Lawrence Jenkins, K.C.I.E., C.J.
1. The only question on this appeal is as to the meaning of Section 44(b) of the Civil Procedure Code. The suit is brought against the executors of Issub Esmail and in it two causes of action have been united. One is in respect of property in the possession of the defendants to which the plaintiff lays claim by right of inheritance to Ebrahim Suleman and of Amaboo the wife of Mahomed Suleman. The other is in respect of moneys alleged to have been paid by the plaintiff to issue and invested by him on her behalf.
2. The defendants object that there is thus a misjoinder of causes of action having regard to the provisions of Section 44(b) of the Civil Procedure Code.
3. The objection came before Batty J. who rightly considered himself bound by the decision in Ashabai v. Haji Tyeb Haji Rahimtulla ILR (1882) 6 Bom. 390 to hold in the defendants' favour.
4. But as that was the decision of a single Judge we are not so bound.

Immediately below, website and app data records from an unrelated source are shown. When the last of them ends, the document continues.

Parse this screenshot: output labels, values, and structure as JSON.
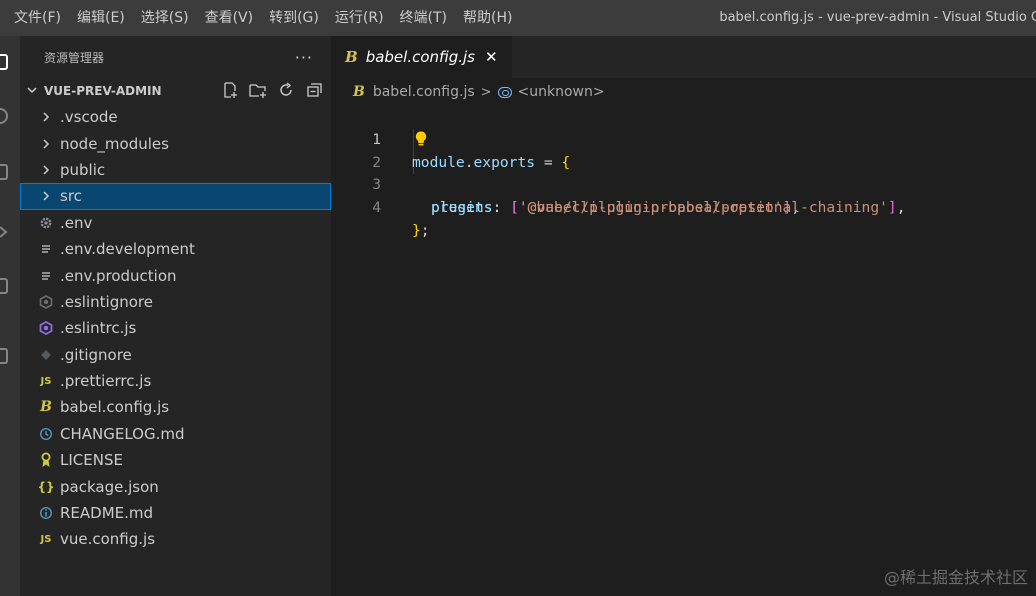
{
  "menubar": {
    "items": [
      "文件(F)",
      "编辑(E)",
      "选择(S)",
      "查看(V)",
      "转到(G)",
      "运行(R)",
      "终端(T)",
      "帮助(H)"
    ],
    "window_title": "babel.config.js - vue-prev-admin - Visual Studio C"
  },
  "sidebar": {
    "title": "资源管理器",
    "more_icon": "···",
    "project_name": "VUE-PREV-ADMIN",
    "items": [
      {
        "label": ".vscode",
        "icon": "chevron-right-icon",
        "type": "folder"
      },
      {
        "label": "node_modules",
        "icon": "chevron-right-icon",
        "type": "folder"
      },
      {
        "label": "public",
        "icon": "chevron-right-icon",
        "type": "folder"
      },
      {
        "label": "src",
        "icon": "chevron-right-icon",
        "type": "folder",
        "selected": true
      },
      {
        "label": ".env",
        "icon": "gear-icon",
        "type": "file"
      },
      {
        "label": ".env.development",
        "icon": "lines-icon",
        "type": "file"
      },
      {
        "label": ".env.production",
        "icon": "lines-icon",
        "type": "file"
      },
      {
        "label": ".eslintignore",
        "icon": "eslint-gray-icon",
        "type": "file"
      },
      {
        "label": ".eslintrc.js",
        "icon": "eslint-purple-icon",
        "type": "file"
      },
      {
        "label": ".gitignore",
        "icon": "git-icon",
        "type": "file"
      },
      {
        "label": ".prettierrc.js",
        "icon": "js-icon",
        "type": "file"
      },
      {
        "label": "babel.config.js",
        "icon": "babel-icon",
        "type": "file"
      },
      {
        "label": "CHANGELOG.md",
        "icon": "clock-icon",
        "type": "file"
      },
      {
        "label": "LICENSE",
        "icon": "license-icon",
        "type": "file"
      },
      {
        "label": "package.json",
        "icon": "json-icon",
        "type": "file"
      },
      {
        "label": "README.md",
        "icon": "info-icon",
        "type": "file"
      },
      {
        "label": "vue.config.js",
        "icon": "js-icon",
        "type": "file"
      }
    ]
  },
  "editor": {
    "tab_label": "babel.config.js",
    "tab_close": "✕",
    "breadcrumb": {
      "file": "babel.config.js",
      "separator": ">",
      "symbol": "<unknown>"
    },
    "line_numbers": [
      "1",
      "2",
      "3",
      "4"
    ],
    "code": {
      "l1_a": "module",
      "l1_b": ".",
      "l1_c": "exports",
      "l1_d": " = ",
      "l1_e": "{",
      "l2_a": "presets",
      "l2_b": ": ",
      "l2_c": "[",
      "l2_d": "'@vue/cli-plugin-babel/preset'",
      "l2_e": "]",
      "l2_f": ",",
      "l3_a": "plugins",
      "l3_b": ": ",
      "l3_c": "[",
      "l3_d": "'@babel/plugin-proposal-optional-chaining'",
      "l3_e": "]",
      "l3_f": ",",
      "l4_a": "}",
      "l4_b": ";"
    }
  },
  "watermark": "@稀土掘金技术社区"
}
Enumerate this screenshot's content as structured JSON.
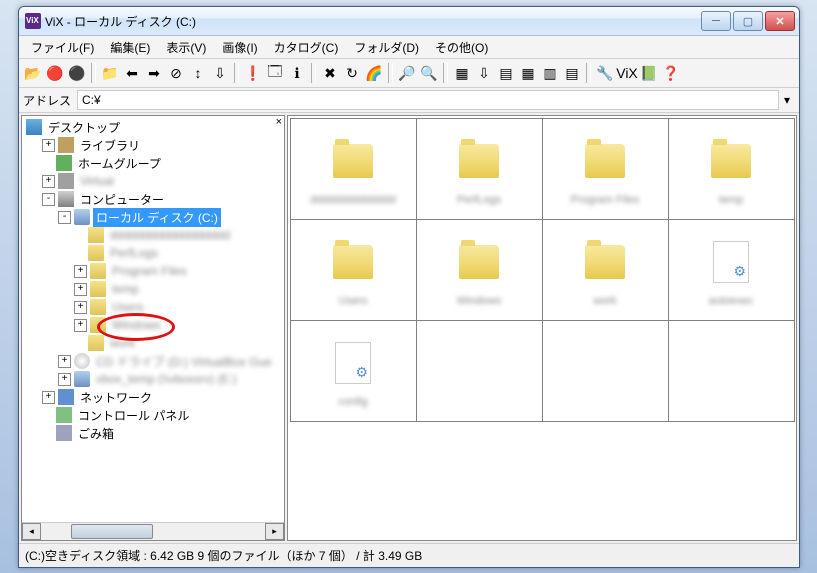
{
  "title": "ViX - ローカル ディスク (C:)",
  "menus": [
    "ファイル(F)",
    "編集(E)",
    "表示(V)",
    "画像(I)",
    "カタログ(C)",
    "フォルダ(D)",
    "その他(O)"
  ],
  "address_label": "アドレス",
  "address_value": "C:¥",
  "tree": {
    "root": "デスクトップ",
    "items": [
      {
        "ind": 1,
        "tw": "+",
        "ic": "lib",
        "lbl": "ライブラリ"
      },
      {
        "ind": 1,
        "tw": "",
        "ic": "home",
        "lbl": "ホームグループ"
      },
      {
        "ind": 1,
        "tw": "+",
        "ic": "virtual",
        "lbl": "Virtual",
        "blur": true
      },
      {
        "ind": 1,
        "tw": "-",
        "ic": "computer",
        "lbl": "コンピューター"
      },
      {
        "ind": 2,
        "tw": "-",
        "ic": "disk",
        "lbl": "ローカル ディスク (C:)",
        "sel": true
      },
      {
        "ind": 3,
        "tw": "",
        "ic": "folder",
        "lbl": "dddddddddddddddddd",
        "blur": true
      },
      {
        "ind": 3,
        "tw": "",
        "ic": "folder",
        "lbl": "PerfLogs",
        "blur": true
      },
      {
        "ind": 3,
        "tw": "+",
        "ic": "folder",
        "lbl": "Program Files",
        "blur": true
      },
      {
        "ind": 3,
        "tw": "+",
        "ic": "folder",
        "lbl": "temp",
        "blur": true
      },
      {
        "ind": 3,
        "tw": "+",
        "ic": "folder",
        "lbl": "Users",
        "blur": true
      },
      {
        "ind": 3,
        "tw": "+",
        "ic": "folder",
        "lbl": "Windows",
        "blur": true
      },
      {
        "ind": 3,
        "tw": "",
        "ic": "folder",
        "lbl": "work",
        "blur": true
      },
      {
        "ind": 2,
        "tw": "+",
        "ic": "cd",
        "lbl": "CD ドライブ (D:) VirtualBox Gue",
        "blur": true
      },
      {
        "ind": 2,
        "tw": "+",
        "ic": "disk",
        "lbl": "vbox_temp (\\\\vboxsrv) (E:)",
        "blur": true
      },
      {
        "ind": 1,
        "tw": "+",
        "ic": "net",
        "lbl": "ネットワーク"
      },
      {
        "ind": 1,
        "tw": "",
        "ic": "cpl",
        "lbl": "コントロール パネル"
      },
      {
        "ind": 1,
        "tw": "",
        "ic": "trash",
        "lbl": "ごみ箱"
      }
    ]
  },
  "files": [
    {
      "type": "folder",
      "lbl": "dddddddddddddd"
    },
    {
      "type": "folder",
      "lbl": "PerfLogs"
    },
    {
      "type": "folder",
      "lbl": "Program Files"
    },
    {
      "type": "folder",
      "lbl": "temp"
    },
    {
      "type": "folder",
      "lbl": "Users"
    },
    {
      "type": "folder",
      "lbl": "Windows"
    },
    {
      "type": "folder",
      "lbl": "work"
    },
    {
      "type": "file",
      "lbl": "autoexec"
    },
    {
      "type": "file",
      "lbl": "config"
    }
  ],
  "status": "(C:)空きディスク領域 : 6.42 GB   9 個のファイル（ほか 7 個） / 計 3.49 GB",
  "toolbar_icons": [
    "📂",
    "🔴",
    "⚫",
    "|",
    "📁",
    "⬅",
    "➡",
    "⊘",
    "↕",
    "⇩",
    "|",
    "❗",
    "🗔",
    "ℹ",
    "|",
    "✖",
    "↻",
    "🌈",
    "|",
    "🔎",
    "🔍",
    "|",
    "▦",
    "⇩",
    "▤",
    "▦",
    "▥",
    "▤",
    "|",
    "🔧",
    "ViX",
    "📗",
    "❓"
  ]
}
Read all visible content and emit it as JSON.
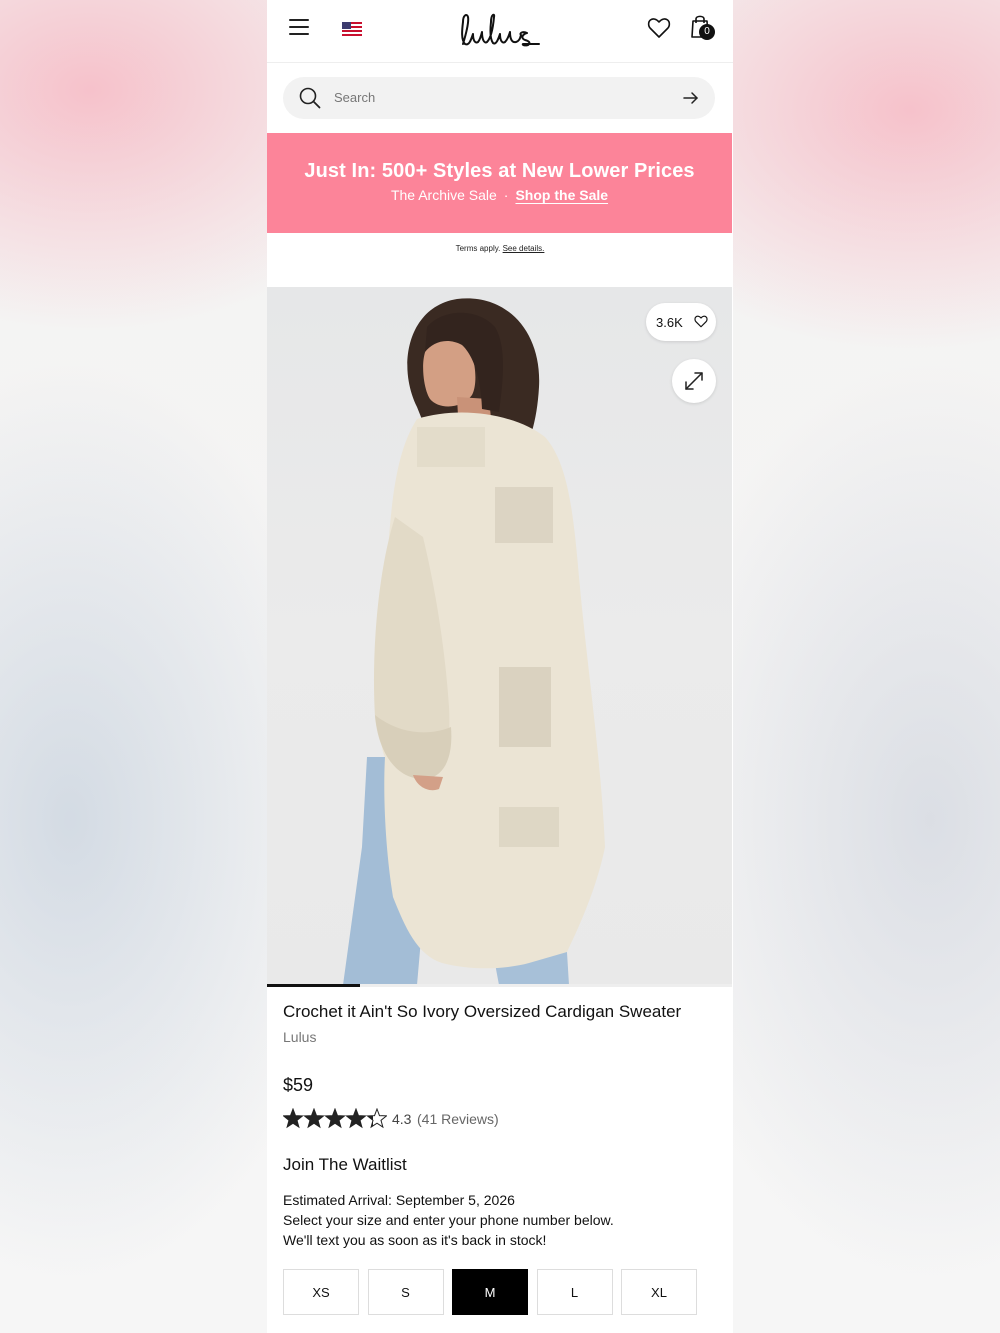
{
  "header": {
    "logo_text": "Lulus",
    "bag_count": "0"
  },
  "search": {
    "placeholder": "Search"
  },
  "promo": {
    "headline": "Just In: 500+ Styles at New Lower Prices",
    "subline": "The Archive Sale",
    "separator": "·",
    "link": "Shop the Sale",
    "background_color": "#fc8499"
  },
  "terms": {
    "text": "Terms apply.",
    "link": "See details."
  },
  "image": {
    "likes": "3.6K",
    "carousel_progress": 0.2
  },
  "product": {
    "title": "Crochet it Ain't So Ivory Oversized Cardigan Sweater",
    "brand": "Lulus",
    "price": "$59",
    "rating": "4.3",
    "rating_stars_filled": 4.3,
    "rating_max": 5,
    "reviews": "(41 Reviews)"
  },
  "waitlist": {
    "title": "Join The Waitlist",
    "arrival": "Estimated Arrival: September 5, 2026",
    "line1": "Select your size and enter your phone number below.",
    "line2": "We'll text you as soon as it's back in stock!"
  },
  "sizes": {
    "options": [
      "XS",
      "S",
      "M",
      "L",
      "XL"
    ],
    "selected": "M"
  },
  "icons": {
    "menu": "hamburger-menu-icon",
    "flag": "us-flag-icon",
    "wishlist": "heart-outline-icon",
    "bag": "shopping-bag-icon",
    "search": "search-icon",
    "search_submit": "arrow-right-icon",
    "likes": "heart-outline-icon",
    "expand": "expand-arrows-icon",
    "rating": "star-icon"
  }
}
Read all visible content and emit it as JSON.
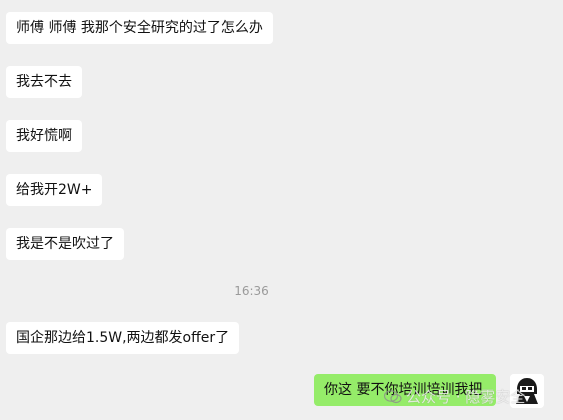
{
  "messages_in": [
    "师傅 师傅 我那个安全研究的过了怎么办",
    "我去不去",
    "我好慌啊",
    "给我开2W+",
    "我是不是吹过了",
    "国企那边给1.5W,两边都发offer了"
  ],
  "timestamp": "16:36",
  "message_out": "你这 要不你培训培训我把",
  "watermark": "公众号 · 隐雾安全",
  "icons": {
    "avatar": "hooded-figure-avatar-icon",
    "watermark": "wechat-official-account-icon"
  },
  "colors": {
    "background": "#efefef",
    "incoming_bubble": "#ffffff",
    "outgoing_bubble": "#95ec69"
  }
}
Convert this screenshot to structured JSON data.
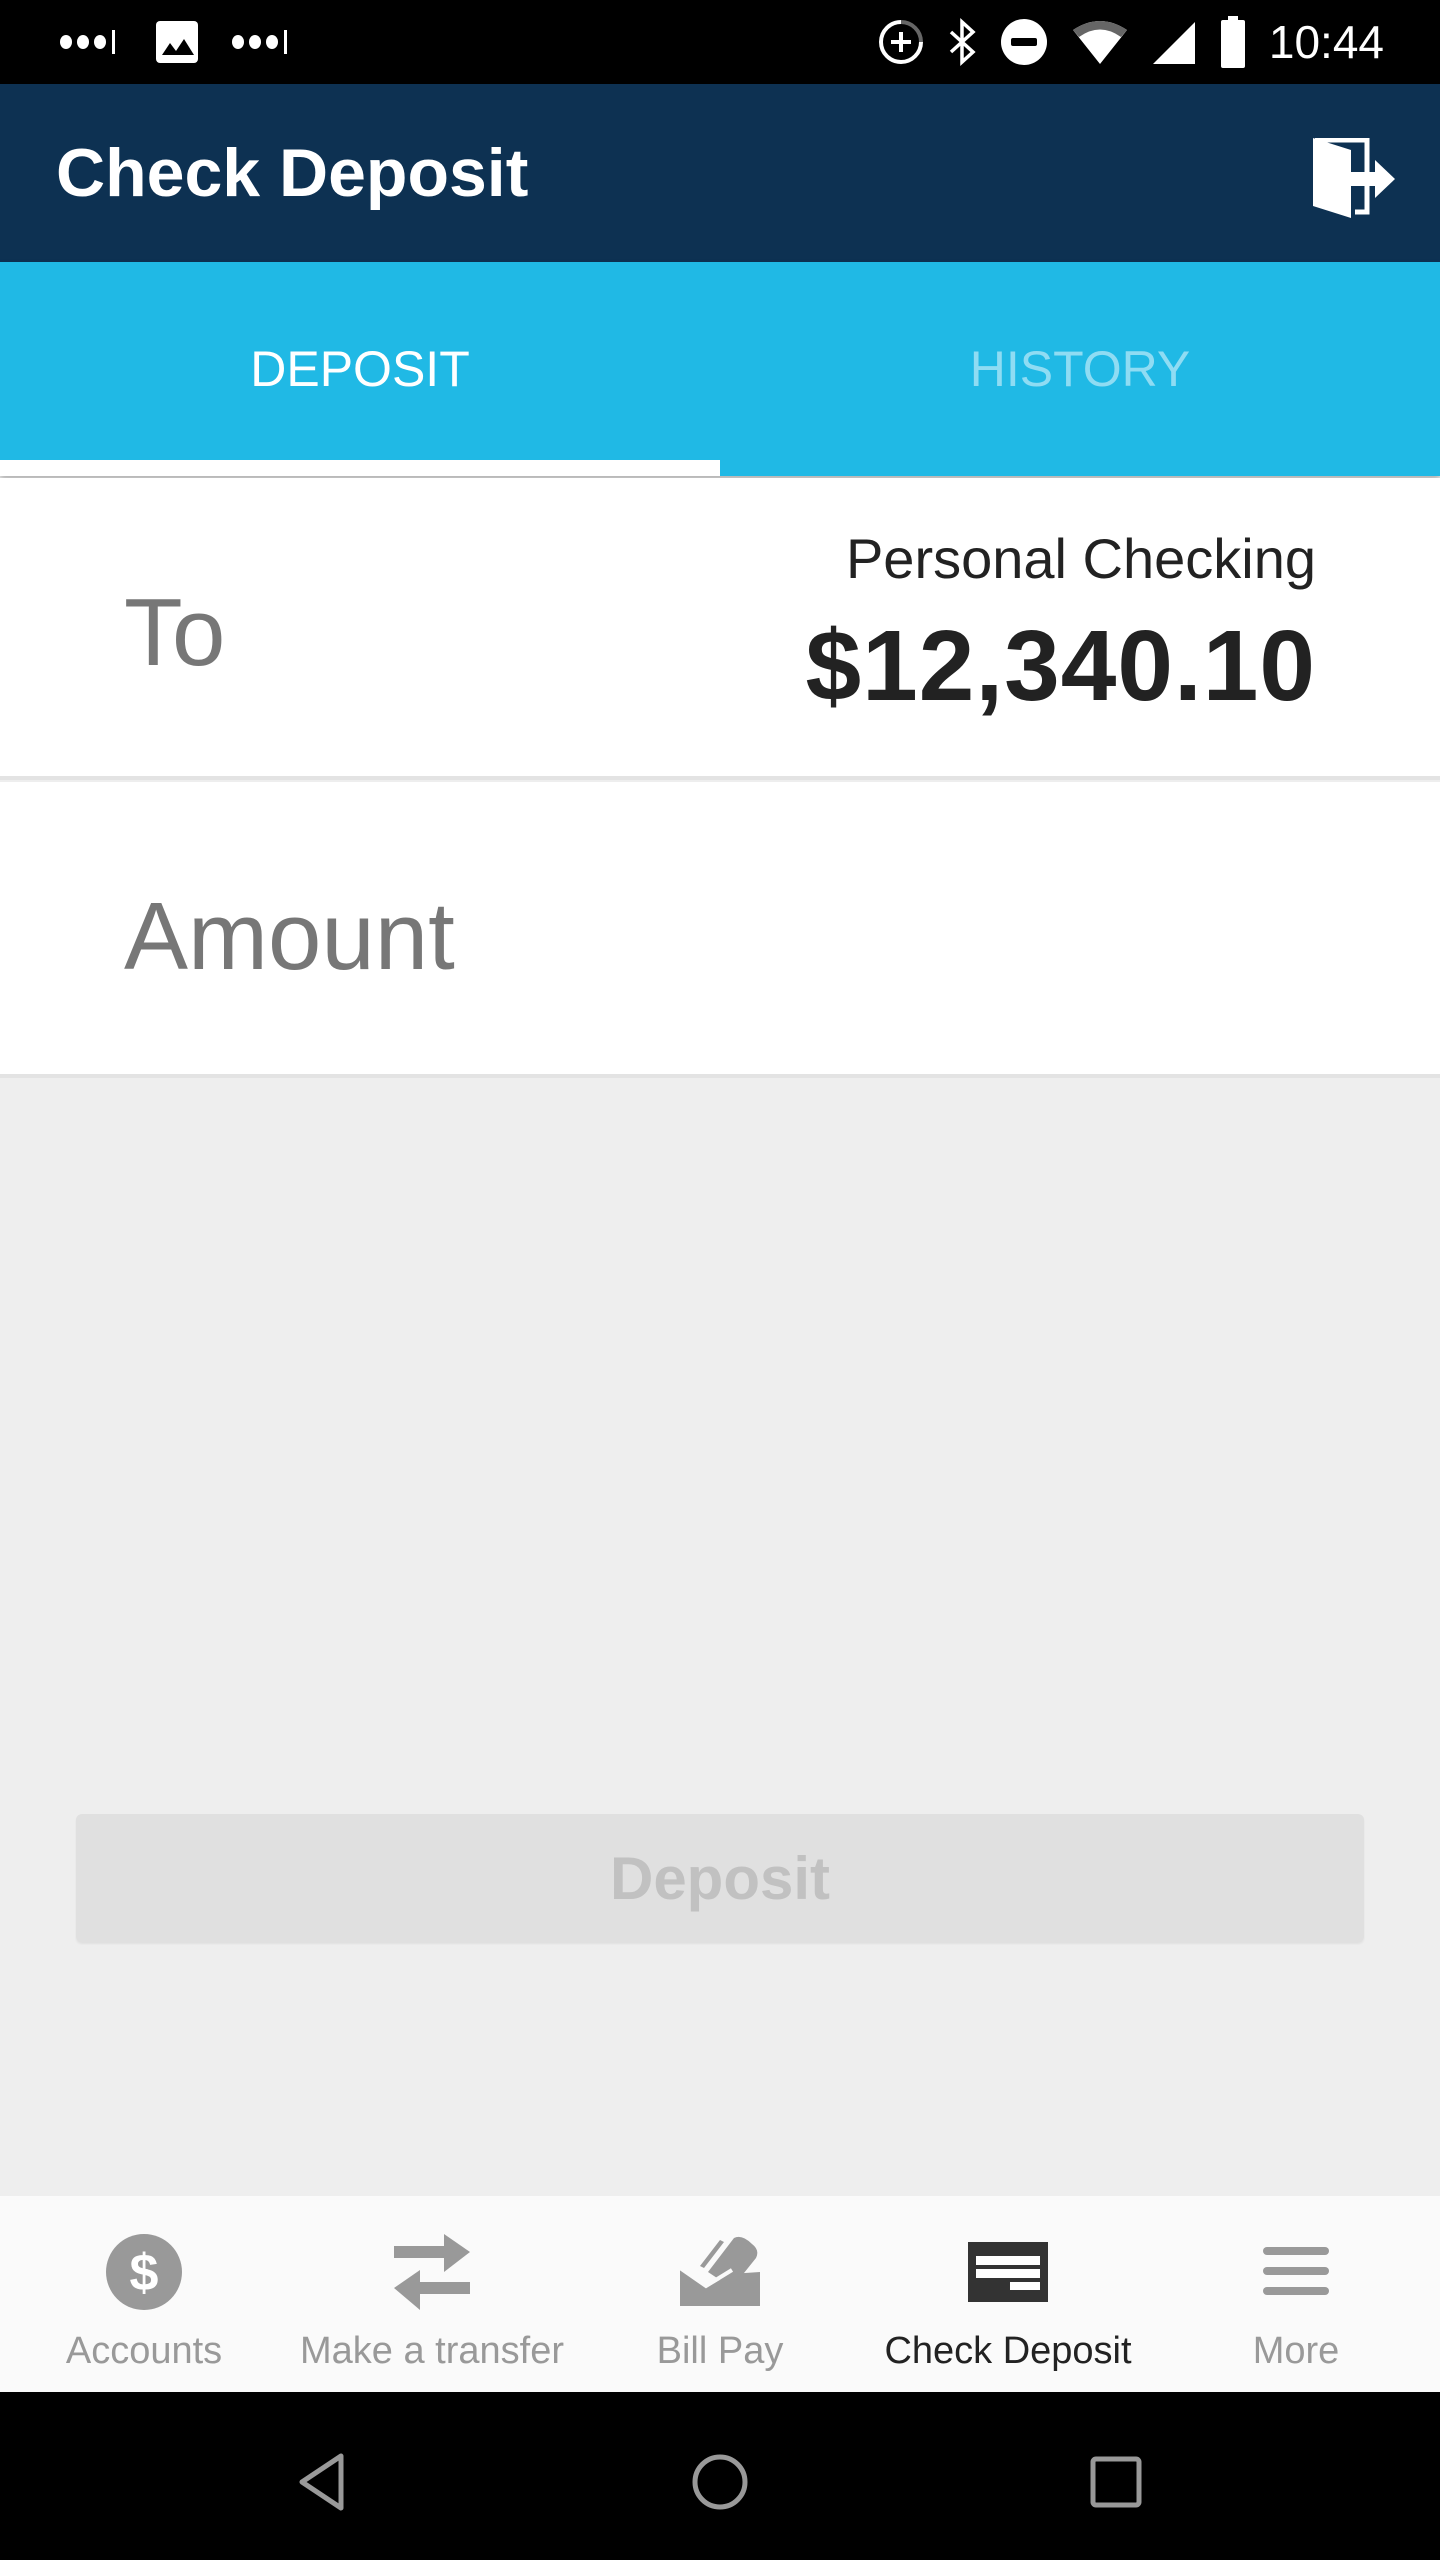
{
  "status_bar": {
    "time": "10:44",
    "icons_left": [
      "signal-dots-icon",
      "image-notification-icon",
      "signal-dots-icon"
    ],
    "icons_right": [
      "data-saver-icon",
      "bluetooth-icon",
      "do-not-disturb-icon",
      "wifi-icon",
      "cell-signal-icon",
      "battery-icon"
    ]
  },
  "app_bar": {
    "title": "Check Deposit",
    "logout_icon": "logout-door-icon"
  },
  "tabs": [
    {
      "label": "DEPOSIT",
      "active": true
    },
    {
      "label": "HISTORY",
      "active": false
    }
  ],
  "form": {
    "to_label": "To",
    "account_name": "Personal Checking",
    "account_balance": "$12,340.10",
    "amount_label": "Amount",
    "amount_value": ""
  },
  "deposit_button": {
    "label": "Deposit",
    "enabled": false
  },
  "bottom_nav": [
    {
      "label": "Accounts",
      "icon": "dollar-circle-icon",
      "active": false
    },
    {
      "label": "Make a transfer",
      "icon": "transfer-arrows-icon",
      "active": false
    },
    {
      "label": "Bill Pay",
      "icon": "bill-envelope-icon",
      "active": false
    },
    {
      "label": "Check Deposit",
      "icon": "check-icon",
      "active": true
    },
    {
      "label": "More",
      "icon": "menu-icon",
      "active": false
    }
  ],
  "colors": {
    "app_bar": "#0d3152",
    "tab_bar": "#20b9e5",
    "tab_inactive_text": "#8fdcf3",
    "nav_inactive": "#999999",
    "nav_active": "#222222"
  }
}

5. The argument for the defendants is that in respect of the first of the two causes of action the plaintiffs' claim is by an heir as such.
6. But for the decision in Ashabai's case I should have thought this clearly was not so, and after giving that decision the most careful consideration I still remain unconvinced by it.
7. Those to whom Rule (6) of Section 44 relates have the common characteristic that they owe their legal condition to the death of another. But there are others-of whom this can be predicated as for instance legatees or next-of-kin, and yet they are not named in Rule (6).
8. It is therefore safe to assume that it is something beyond devolution on death that induced the legislature to single out executors, administrators and heirs for special treatment.
9. Have these executors, administrators and heirs any common characteristic not shared by legatees and next-of-kin? Undoubtedly they have for not only do they acquire title from the deceased but they may represent him. In this, I think, is to be found the clue to the meaning of the rule. Thus a claim may be made by or against the heir of a deceased Hindu as his representative, and again this same person may claim for his own benefit and in his own personal right property of which the beneficial ownership has devolved on him by inheritance from, that is to say as heir to, this deceased Hindu. His legal capacity in the two cases is absolutely distinct, and in my opinion it is only in reference to his representative capacity that it can be said a claim has been made by or against an heir as such.
10. This view (in my opinion) not only is in harmony with principle, but is sanctioned by the concluding words of the rule where it is expressly said that he represents the deceased.
11. This conclusion too is supported by the decision of the Allahabad High Court in Ahmad-ud-din v. Sikandar ILR (1896) All. 256 , and also by the tenor of the English Rule (Order XVIII, Rule 5, formerly Order XVII, Rule 5) on which Rule (b) of Section 44 is obviously based.
12. The order therefore of Batty J. must be set aside. It is said, that the suit is obnoxious to Rule (a) of Section 44. With that we have no concern on this present appeal, and any objection on this score must be taken (if at all) in the ordinary course and on proper materials.
13. Having regard to the fact that the respondents had in their favour a previous decision we direct that the costs of the summons, of the trial of the preliminary issue, and of the appeal be costs in the suit.